What you write must match the records exactly, except for the images, which are left out.

──────

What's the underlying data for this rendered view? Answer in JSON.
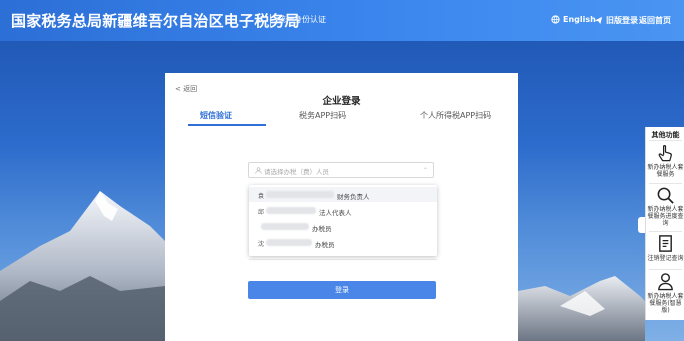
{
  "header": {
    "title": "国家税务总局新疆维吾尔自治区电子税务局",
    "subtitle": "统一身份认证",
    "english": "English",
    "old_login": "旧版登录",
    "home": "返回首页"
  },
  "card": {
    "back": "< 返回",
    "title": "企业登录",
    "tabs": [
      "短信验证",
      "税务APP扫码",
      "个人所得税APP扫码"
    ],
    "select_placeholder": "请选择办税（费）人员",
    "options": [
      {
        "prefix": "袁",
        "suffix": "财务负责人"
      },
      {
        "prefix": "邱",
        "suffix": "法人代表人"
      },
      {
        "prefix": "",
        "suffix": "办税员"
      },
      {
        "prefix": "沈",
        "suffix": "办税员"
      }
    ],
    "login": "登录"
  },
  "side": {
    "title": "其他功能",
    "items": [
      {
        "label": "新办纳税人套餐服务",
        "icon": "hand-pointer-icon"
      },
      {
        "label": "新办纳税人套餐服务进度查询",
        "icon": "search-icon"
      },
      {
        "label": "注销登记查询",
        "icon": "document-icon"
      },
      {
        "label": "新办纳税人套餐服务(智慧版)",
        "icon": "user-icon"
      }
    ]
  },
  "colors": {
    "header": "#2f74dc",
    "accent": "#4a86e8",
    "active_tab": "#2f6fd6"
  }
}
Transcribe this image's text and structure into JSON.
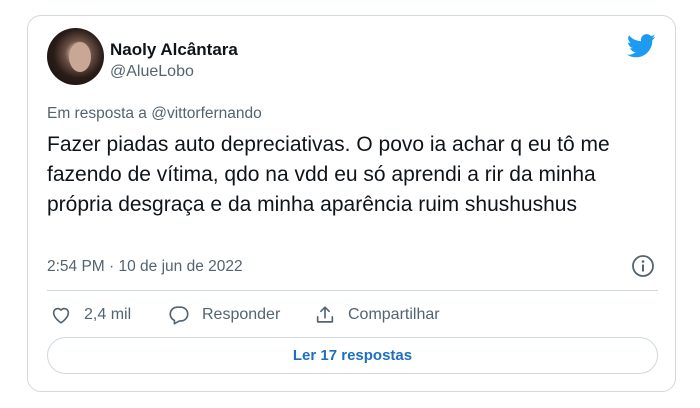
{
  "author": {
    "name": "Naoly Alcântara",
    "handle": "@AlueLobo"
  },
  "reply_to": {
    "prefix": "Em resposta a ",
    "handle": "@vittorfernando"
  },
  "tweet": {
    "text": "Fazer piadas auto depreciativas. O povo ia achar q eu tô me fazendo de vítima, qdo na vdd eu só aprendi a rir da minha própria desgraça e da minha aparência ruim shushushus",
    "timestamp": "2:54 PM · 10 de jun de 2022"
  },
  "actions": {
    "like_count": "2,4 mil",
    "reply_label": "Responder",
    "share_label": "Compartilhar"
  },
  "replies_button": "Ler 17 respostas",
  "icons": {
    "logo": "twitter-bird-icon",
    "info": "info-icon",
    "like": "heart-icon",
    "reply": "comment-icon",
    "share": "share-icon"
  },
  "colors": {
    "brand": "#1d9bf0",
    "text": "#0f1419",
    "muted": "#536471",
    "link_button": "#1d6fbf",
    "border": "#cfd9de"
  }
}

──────

### Task result
What's the underlying data for this rendered view? Answer in JSON.
{
  "header": {
    "title": "国家税务总局新疆维吾尔自治区电子税务局",
    "subtitle": "统一身份认证",
    "english": "English",
    "old_login": "旧版登录",
    "home": "返回首页"
  },
  "card": {
    "back": "< 返回",
    "title": "企业登录",
    "tabs": [
      "短信验证",
      "税务APP扫码",
      "个人所得税APP扫码"
    ],
    "select_placeholder": "请选择办税（费）人员",
    "options": [
      {
        "prefix": "袁",
        "suffix": "财务负责人"
      },
      {
        "prefix": "邱",
        "suffix": "法人代表人"
      },
      {
        "prefix": "",
        "suffix": "办税员"
      },
      {
        "prefix": "沈",
        "suffix": "办税员"
      }
    ],
    "login": "登录"
  },
  "side": {
    "title": "其他功能",
    "items": [
      {
        "label": "新办纳税人套餐服务",
        "icon": "hand-pointer-icon"
      },
      {
        "label": "新办纳税人套餐服务进度查询",
        "icon": "search-icon"
      },
      {
        "label": "注销登记查询",
        "icon": "document-icon"
      },
      {
        "label": "新办纳税人套餐服务(智慧版)",
        "icon": "user-icon"
      }
    ]
  },
  "colors": {
    "header": "#2f74dc",
    "accent": "#4a86e8",
    "active_tab": "#2f6fd6"
  }
}
Transcribe this image's text and structure into JSON.
{
  "author": {
    "name": "Naoly Alcântara",
    "handle": "@AlueLobo"
  },
  "reply_to": {
    "prefix": "Em resposta a ",
    "handle": "@vittorfernando"
  },
  "tweet": {
    "text": "Fazer piadas auto depreciativas. O povo ia achar q eu tô me fazendo de vítima, qdo na vdd eu só aprendi a rir da minha própria desgraça e da minha aparência ruim shushushus",
    "timestamp": "2:54 PM · 10 de jun de 2022"
  },
  "actions": {
    "like_count": "2,4 mil",
    "reply_label": "Responder",
    "share_label": "Compartilhar"
  },
  "replies_button": "Ler 17 respostas",
  "icons": {
    "logo": "twitter-bird-icon",
    "info": "info-icon",
    "like": "heart-icon",
    "reply": "comment-icon",
    "share": "share-icon"
  },
  "colors": {
    "brand": "#1d9bf0",
    "text": "#0f1419",
    "muted": "#536471",
    "link_button": "#1d6fbf",
    "border": "#cfd9de"
  }
}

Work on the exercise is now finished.